* _Work request_:
Your answer should be every line below that includes the word "JSON".

* _Provided records_:
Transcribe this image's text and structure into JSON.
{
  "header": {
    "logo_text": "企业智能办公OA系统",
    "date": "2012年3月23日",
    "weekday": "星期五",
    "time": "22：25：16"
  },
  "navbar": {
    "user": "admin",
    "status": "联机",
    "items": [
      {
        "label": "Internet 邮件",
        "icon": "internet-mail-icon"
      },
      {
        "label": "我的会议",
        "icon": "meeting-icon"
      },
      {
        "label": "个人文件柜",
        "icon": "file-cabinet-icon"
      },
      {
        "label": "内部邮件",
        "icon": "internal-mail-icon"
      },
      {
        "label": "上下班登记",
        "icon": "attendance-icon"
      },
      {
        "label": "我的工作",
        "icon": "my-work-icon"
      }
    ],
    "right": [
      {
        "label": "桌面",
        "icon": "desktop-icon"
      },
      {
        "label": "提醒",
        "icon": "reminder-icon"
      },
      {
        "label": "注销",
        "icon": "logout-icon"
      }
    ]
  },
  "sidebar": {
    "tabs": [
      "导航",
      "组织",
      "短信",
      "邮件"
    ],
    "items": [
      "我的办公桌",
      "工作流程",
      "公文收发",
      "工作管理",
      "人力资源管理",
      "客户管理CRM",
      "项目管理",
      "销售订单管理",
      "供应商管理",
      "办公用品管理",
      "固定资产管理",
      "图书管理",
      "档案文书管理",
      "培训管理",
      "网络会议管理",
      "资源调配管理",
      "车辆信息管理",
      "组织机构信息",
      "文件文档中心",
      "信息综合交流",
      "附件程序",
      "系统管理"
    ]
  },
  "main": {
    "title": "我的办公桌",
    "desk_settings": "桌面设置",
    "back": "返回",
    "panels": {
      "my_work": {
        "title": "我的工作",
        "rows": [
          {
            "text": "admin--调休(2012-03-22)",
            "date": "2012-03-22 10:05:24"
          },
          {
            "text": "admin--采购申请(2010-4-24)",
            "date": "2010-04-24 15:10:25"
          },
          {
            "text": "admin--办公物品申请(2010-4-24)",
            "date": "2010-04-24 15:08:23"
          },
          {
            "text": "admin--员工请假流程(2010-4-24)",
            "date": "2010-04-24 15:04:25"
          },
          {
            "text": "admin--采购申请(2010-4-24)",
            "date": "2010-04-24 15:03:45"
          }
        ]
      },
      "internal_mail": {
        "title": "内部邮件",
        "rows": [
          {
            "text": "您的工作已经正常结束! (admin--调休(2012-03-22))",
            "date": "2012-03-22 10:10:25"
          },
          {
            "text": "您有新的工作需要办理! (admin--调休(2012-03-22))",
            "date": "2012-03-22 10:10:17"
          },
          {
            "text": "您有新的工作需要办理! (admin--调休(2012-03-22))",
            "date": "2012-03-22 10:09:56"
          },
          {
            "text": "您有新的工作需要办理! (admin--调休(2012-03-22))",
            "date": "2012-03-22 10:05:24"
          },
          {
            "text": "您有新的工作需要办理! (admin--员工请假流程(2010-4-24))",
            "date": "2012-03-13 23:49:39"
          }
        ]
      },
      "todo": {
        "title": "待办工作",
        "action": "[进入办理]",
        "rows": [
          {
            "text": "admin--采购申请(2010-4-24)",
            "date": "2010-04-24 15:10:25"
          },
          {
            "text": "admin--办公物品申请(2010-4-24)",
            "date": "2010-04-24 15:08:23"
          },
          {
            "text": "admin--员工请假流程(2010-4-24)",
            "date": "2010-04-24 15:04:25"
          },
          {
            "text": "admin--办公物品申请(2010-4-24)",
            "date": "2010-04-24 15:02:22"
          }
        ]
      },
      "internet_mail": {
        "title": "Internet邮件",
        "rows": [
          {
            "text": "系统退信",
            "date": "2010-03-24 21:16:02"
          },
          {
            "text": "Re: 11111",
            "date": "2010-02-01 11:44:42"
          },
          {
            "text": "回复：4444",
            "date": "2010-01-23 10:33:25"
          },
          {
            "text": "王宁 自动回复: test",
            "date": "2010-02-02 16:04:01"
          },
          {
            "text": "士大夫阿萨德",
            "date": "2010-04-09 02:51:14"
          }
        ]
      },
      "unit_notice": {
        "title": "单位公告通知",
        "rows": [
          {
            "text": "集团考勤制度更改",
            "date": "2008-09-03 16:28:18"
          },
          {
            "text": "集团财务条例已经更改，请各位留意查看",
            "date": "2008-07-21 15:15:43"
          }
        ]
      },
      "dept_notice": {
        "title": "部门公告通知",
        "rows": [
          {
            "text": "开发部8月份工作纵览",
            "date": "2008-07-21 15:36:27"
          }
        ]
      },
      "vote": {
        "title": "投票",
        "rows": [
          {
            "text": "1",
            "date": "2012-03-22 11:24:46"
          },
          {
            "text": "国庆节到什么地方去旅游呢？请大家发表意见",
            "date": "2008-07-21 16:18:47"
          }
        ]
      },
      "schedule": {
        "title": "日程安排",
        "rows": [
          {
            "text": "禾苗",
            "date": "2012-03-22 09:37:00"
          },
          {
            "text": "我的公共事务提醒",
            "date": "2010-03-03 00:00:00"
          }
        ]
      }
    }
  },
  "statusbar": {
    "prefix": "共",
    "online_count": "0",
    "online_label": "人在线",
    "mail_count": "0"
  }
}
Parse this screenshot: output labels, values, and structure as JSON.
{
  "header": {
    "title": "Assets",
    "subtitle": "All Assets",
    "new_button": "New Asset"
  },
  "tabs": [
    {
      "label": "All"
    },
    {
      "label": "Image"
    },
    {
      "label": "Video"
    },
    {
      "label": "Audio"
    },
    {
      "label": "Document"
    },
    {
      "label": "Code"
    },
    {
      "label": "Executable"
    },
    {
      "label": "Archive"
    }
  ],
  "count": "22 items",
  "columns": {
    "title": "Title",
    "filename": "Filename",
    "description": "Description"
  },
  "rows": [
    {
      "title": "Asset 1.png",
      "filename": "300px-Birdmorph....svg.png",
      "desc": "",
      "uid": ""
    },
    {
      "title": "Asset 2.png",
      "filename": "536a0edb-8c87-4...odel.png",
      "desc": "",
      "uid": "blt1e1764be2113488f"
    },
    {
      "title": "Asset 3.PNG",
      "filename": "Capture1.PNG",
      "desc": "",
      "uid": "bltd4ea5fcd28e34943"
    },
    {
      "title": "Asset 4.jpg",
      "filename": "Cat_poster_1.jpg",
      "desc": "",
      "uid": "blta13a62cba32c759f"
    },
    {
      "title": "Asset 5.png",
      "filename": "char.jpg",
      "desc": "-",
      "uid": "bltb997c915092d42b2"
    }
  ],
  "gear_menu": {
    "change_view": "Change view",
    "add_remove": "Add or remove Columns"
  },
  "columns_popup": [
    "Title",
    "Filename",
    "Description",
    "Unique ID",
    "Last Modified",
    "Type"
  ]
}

* _Exercise answer_:
Transcribe this image's text and structure into JSON.
Parse this screenshot: output labels, values, and structure as JSON.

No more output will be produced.